Our lives are mostly perfect. Listening to a report in the car yesterday about a little girl who was badly burned by napalm in the Vietnam War, and has had pain (not to mention psychological trauma) every day, ever since, I decide that this was, in fact the case.
It's been a long journey for her. She now resides in Canada, has found solace in religion, and has made peace with herself. In comparison, my travels, my trials, and my tribulations all seemed so insignificant. It became very clear to me that, for the most part, my life is good.
It won't always be that way. There will be tragedies, sorrow, and pain, but while the seas are calm, why can't I just sit back and enjoy the ride?
This is precisely what I tried to do while spending two hours attempting to navigate the streets of Paris yesterday - solo - by car. Well, I guess I wasn't entirely alone. I did have my 2-year-old toddler in the back, who had been in the car for hours, and hadn't had a change of diaper since we left Holland at 10 AM. But what's fantastic about getting lost in Paris, is if you survive the round-abouts and frighteningly bad drivers, you will at some point end up in front of incredible landmarks, completely by accident... such as Sacré Coeur, the Opera House, or the shockingly beautiful "Gare de l' Est" train station. So getting lost isn't, well, a total loss.
After meeting a friend in the area known as the 19th District, checking into the hotel, and parking the car, we hopped on the metro and headed out to an area called "Le Marais" for dinner. There we found a fantastic Italian Restaurant on a quaint little square, perfect for people watching (and letting the kids play) in the cool evening breeze. Dinner was good, as was the service, and we finished off the meal with an ice cream sundae before flagging down a cab for our return. After forking out a whopping €10 for the taxi ride home, we laughed about the trouble we had gone through earlier that evening, determined to save money by riding the metro. The moral of the story, if you can share a cab, by all means, do!
The next morning I rose early for a brisk walk down the "Avenue Secretan", stopping at a Pâtisserie along the way for some fresh bread and goodies. Back at the hotel, I woke up my son and my friend, Jen, we had breakfast, and began the day with an outing to the incredible (and non-touristy) Buttes Chaumont park. There, we bumped into a friend of Jen's, American-born Julie Wayne, author of The Kalipatti Qaurtet, who was practicing Tai-Chi (complete with sword, which Lukas found very cool).

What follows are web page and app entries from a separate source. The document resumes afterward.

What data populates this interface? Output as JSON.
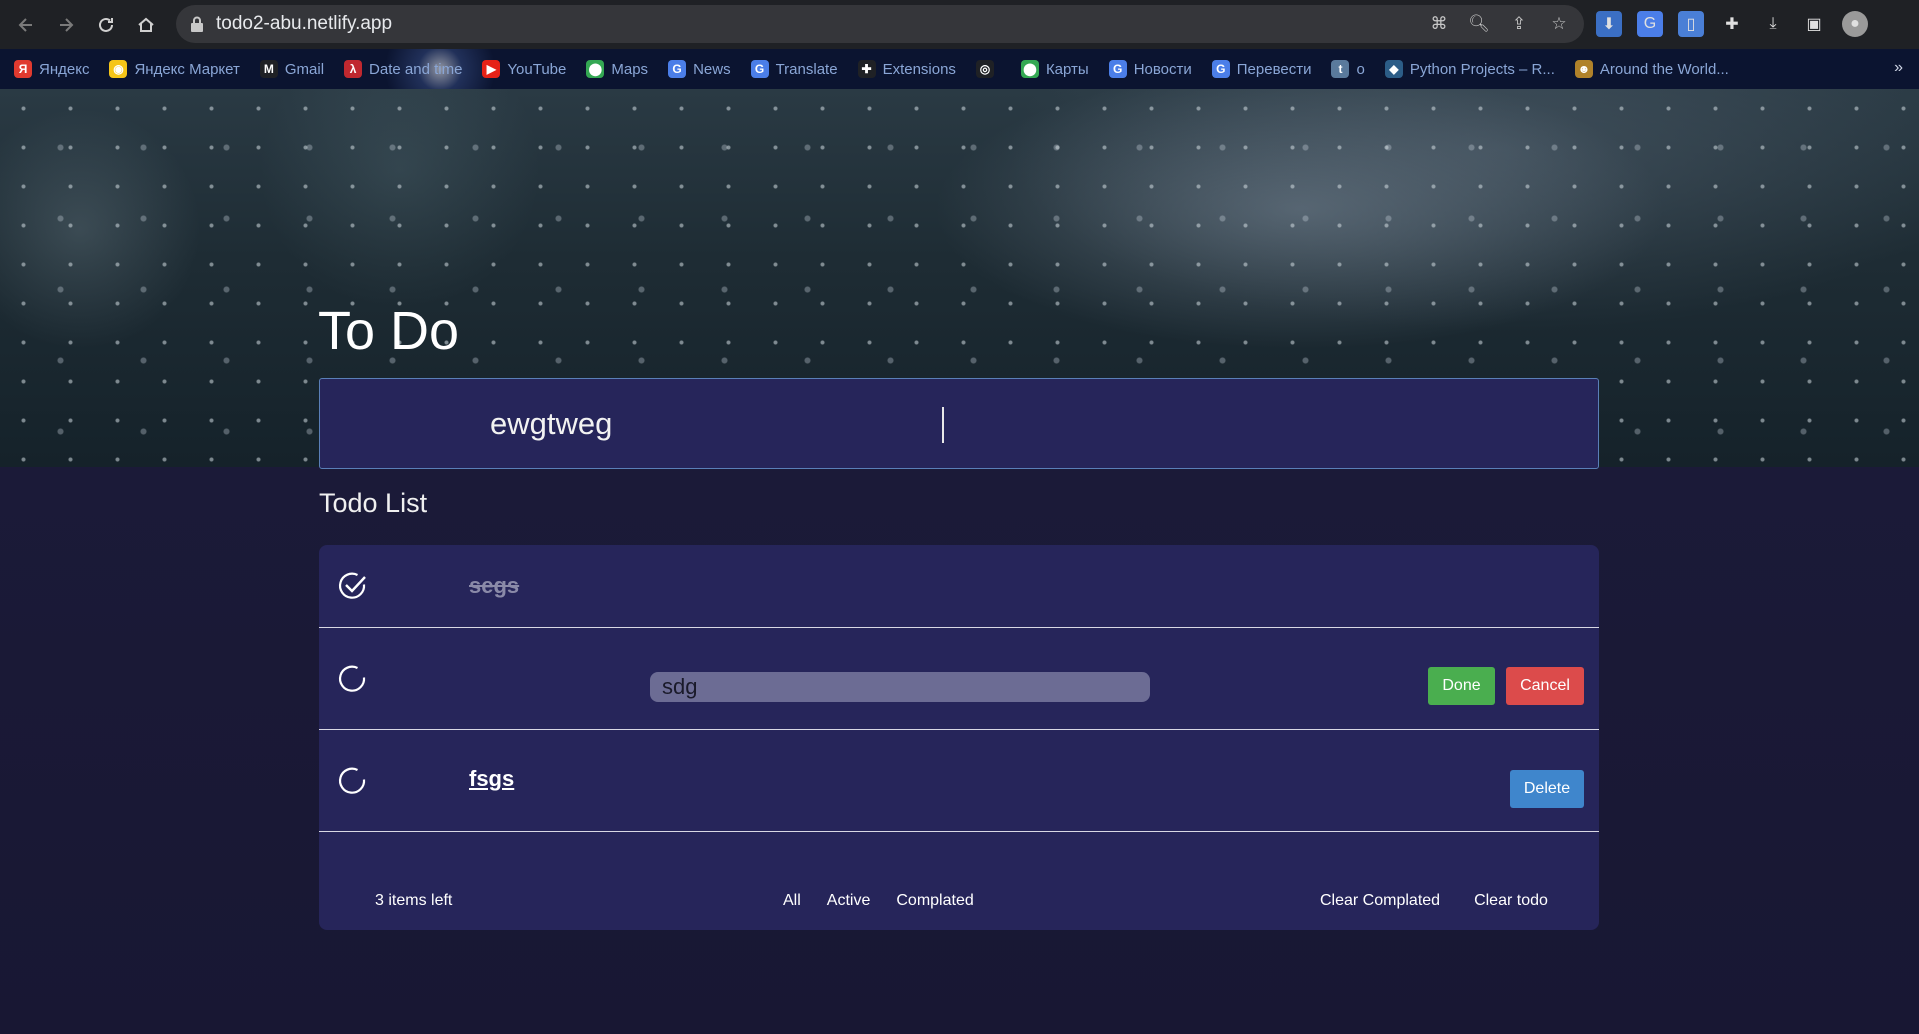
{
  "browser": {
    "url": "todo2-abu.netlify.app",
    "bookmarks": [
      {
        "label": "Яндекс",
        "icon": "yandex-icon",
        "color": "#e03a2f",
        "glyph": "Я"
      },
      {
        "label": "Яндекс Маркет",
        "icon": "yandex-market-icon",
        "color": "#f5c518",
        "glyph": "◉"
      },
      {
        "label": "Gmail",
        "icon": "gmail-icon",
        "color": "#1f2125",
        "glyph": "M"
      },
      {
        "label": "Date and time",
        "icon": "date-icon",
        "color": "#c0282f",
        "glyph": "λ"
      },
      {
        "label": "YouTube",
        "icon": "youtube-icon",
        "color": "#e62117",
        "glyph": "▶"
      },
      {
        "label": "Maps",
        "icon": "maps-icon",
        "color": "#34a853",
        "glyph": "⬤"
      },
      {
        "label": "News",
        "icon": "news-icon",
        "color": "#4b7ee8",
        "glyph": "G"
      },
      {
        "label": "Translate",
        "icon": "translate-icon",
        "color": "#4b7ee8",
        "glyph": "G"
      },
      {
        "label": "Extensions",
        "icon": "extensions-icon",
        "color": "#1f2125",
        "glyph": "✚"
      },
      {
        "label": "",
        "icon": "globe-icon",
        "color": "#1f2125",
        "glyph": "◎"
      },
      {
        "label": "Карты",
        "icon": "maps-icon",
        "color": "#34a853",
        "glyph": "⬤"
      },
      {
        "label": "Новости",
        "icon": "news-icon",
        "color": "#4b7ee8",
        "glyph": "G"
      },
      {
        "label": "Перевести",
        "icon": "translate-icon",
        "color": "#4b7ee8",
        "glyph": "G"
      },
      {
        "label": "o",
        "icon": "tumblr-icon",
        "color": "#5a7a9c",
        "glyph": "t"
      },
      {
        "label": "Python Projects – R...",
        "icon": "python-icon",
        "color": "#2c5d87",
        "glyph": "◆"
      },
      {
        "label": "Around the World...",
        "icon": "around-world-icon",
        "color": "#b0822a",
        "glyph": "☻"
      }
    ],
    "more": "»"
  },
  "app": {
    "title": "To Do",
    "new_todo_value": "ewgtweg",
    "list_heading": "Todo List",
    "todos": [
      {
        "text": "segs",
        "completed": true
      },
      {
        "text": "sdg",
        "completed": false,
        "editing": true
      },
      {
        "text": "fsgs",
        "completed": false
      }
    ],
    "buttons": {
      "done": "Done",
      "cancel": "Cancel",
      "delete": "Delete"
    },
    "footer": {
      "items_left": "3 items left",
      "filters": [
        "All",
        "Active",
        "Complated"
      ],
      "clear_completed": "Clear Complated",
      "clear_todo": "Clear todo"
    }
  },
  "colors": {
    "page_bg": "#1b1a3a",
    "card_bg": "#26255a",
    "done_green": "#4aae4f",
    "cancel_red": "#dc4b4b",
    "delete_blue": "#3f86cc"
  }
}
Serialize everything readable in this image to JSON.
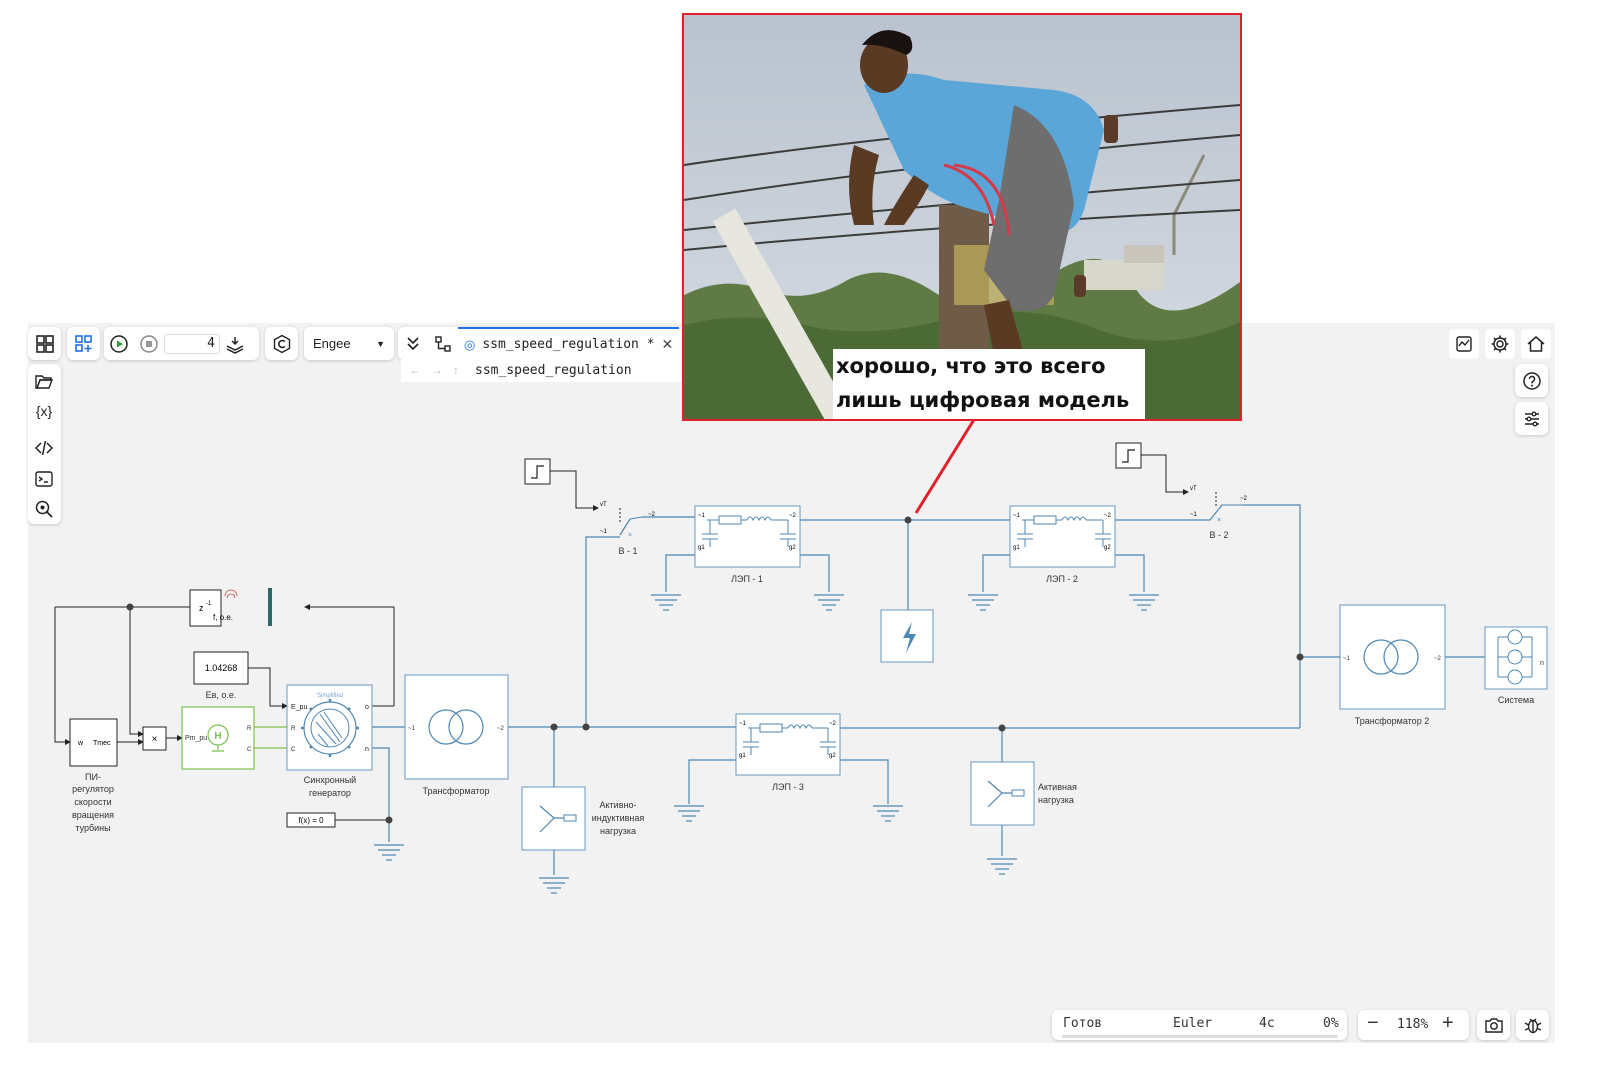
{
  "toolbar": {
    "step_value": "4",
    "engine_select": "Engee",
    "tab_title": "ssm_speed_regulation *",
    "breadcrumb": "ssm_speed_regulation"
  },
  "meme": {
    "caption_line1": "хорошо, что это всего",
    "caption_line2": "лишь цифровая модель"
  },
  "blocks": {
    "pi_w": "w",
    "pi_tmec": "Tmec",
    "pi_label": [
      "ПИ-",
      "регулятор",
      "скорости",
      "вращения",
      "турбины"
    ],
    "product": "×",
    "pm_pu": "Pm_pu",
    "delay_z": "z",
    "delay_exp": "-1",
    "delay_f": "f, o.e.",
    "const_value": "1.04268",
    "const_label": "Ев, о.е.",
    "gen_header": "Simplified",
    "gen_epu": "E_pu",
    "gen_r": "R",
    "gen_c": "C",
    "gen_o": "o",
    "gen_n": "n",
    "gen_label": [
      "Синхронный",
      "генератор"
    ],
    "fx": "f(x) = 0",
    "transformer_label": "Трансформатор",
    "port1": "~1",
    "port2": "~2",
    "vt": "vT",
    "g1": "g1",
    "g2": "g2",
    "b1_label": "В - 1",
    "b2_label": "В - 2",
    "lep1_label": "ЛЭП - 1",
    "lep2_label": "ЛЭП - 2",
    "lep3_label": "ЛЭП - 3",
    "ri_load_label": [
      "Активно-",
      "индуктивная",
      "нагрузка"
    ],
    "a_load_label": [
      "Активная",
      "нагрузка"
    ],
    "transformer2_label": "Трансформатор 2",
    "system_label": "Система",
    "system_n": "n"
  },
  "status": {
    "state": "Готов",
    "solver": "Euler",
    "time": "4с",
    "progress": "0%",
    "zoom": "118%"
  },
  "colors": {
    "wire": "#4d87b3",
    "block_border": "#6a98c0",
    "signal": "#222222",
    "green": "#7bc24f",
    "bus": "#2a6a6a",
    "meme_border": "#e0212b"
  }
}
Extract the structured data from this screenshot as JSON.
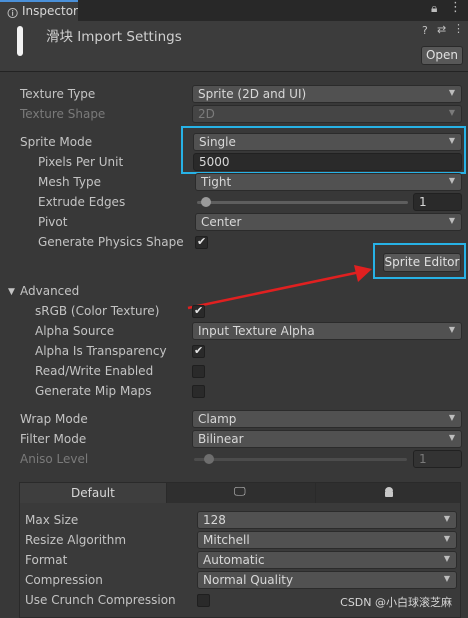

I absolutely adore finding little corners of the world like Buttes Chaumont - places with history and loads of character, where the locals go to relax and unwind - and am so pleased that we took the time to meander through its paths and gardens. Had we had just a bit more time, we would have made an effort to get to the other side, visiting the park's real treasure: the Promontory (pictured left). We saw it from the car, but couldn't manage to find it on foot. Maybe next time.
The trip back to Holland went by very quickly, for which I was grateful. Now back in The Netherlands, I'm determined to enjoy my uncomplicated, good life here on the farm... while it lasts.